2013 Volume 7 Issue 6 Pages 284-289
This study sought to determine the prevalence and risk factors of HIV-associated neurocognitive disorder (HAND) in HIV-infected patients with a baseline CD4 count ≤ 350 cells/μL in Shanghai, China. Subjects were 309 HIV-infected patients with a baseline CD4 count ≤ 350 cells/μL. General demographic and clinical information were collected by patient interview. Patients' cognitive function was assessed using the Montreal Cognitive Assessment (MoCA), combined with a questionnaire on cognitive complaints. The median age of patients was 34 years (IQR: 28-43.5). In terms of sex, 272 (88.0%) of the patients were male. Of the patients, 236 (76.4%) had been on antiretroviral treatment (ART) (for a median duration of 14 months, IQR: 1-29 months) before the study. Of the patients, 183 (59.2%) mentioned having a cognitive disorder. MoCA screening revealed that the prevalence of HAND was 48.2% and that HAND was more prevalent in patients with cognitive complaints (53.0%) than in patients with no such complaints (41.3%) (p = 0.042). Multivariate analysis indicated that HAND was associated with being female (p = 0.006), being older (p < 0.001), having a lower level of education (p < 0.001), and longer use of efavirenz in an ART regimen (p = 0.040). This study found that HAND frequently developed in HIV-infected patients with a baseline CD4 count ≤ 350 cells/μL in Shanghai, China.
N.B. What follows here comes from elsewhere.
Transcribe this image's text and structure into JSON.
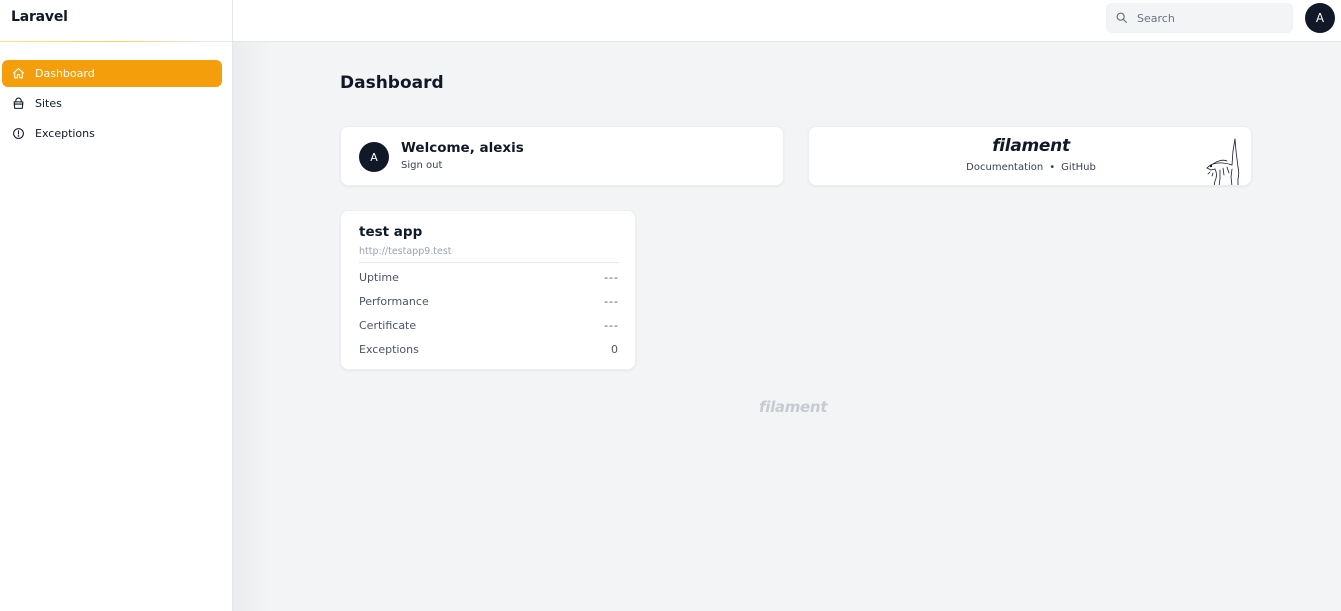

Being older, being female, having a low level of education, and receiving efavirenz treatment for a longer period may be associated with a greater risk of developing HAND. This study suggests that HAND should be routinely screened for in all newly diagnosed HIV-positive patients, and especially in those with the aforementioned risk factors for developing HAND.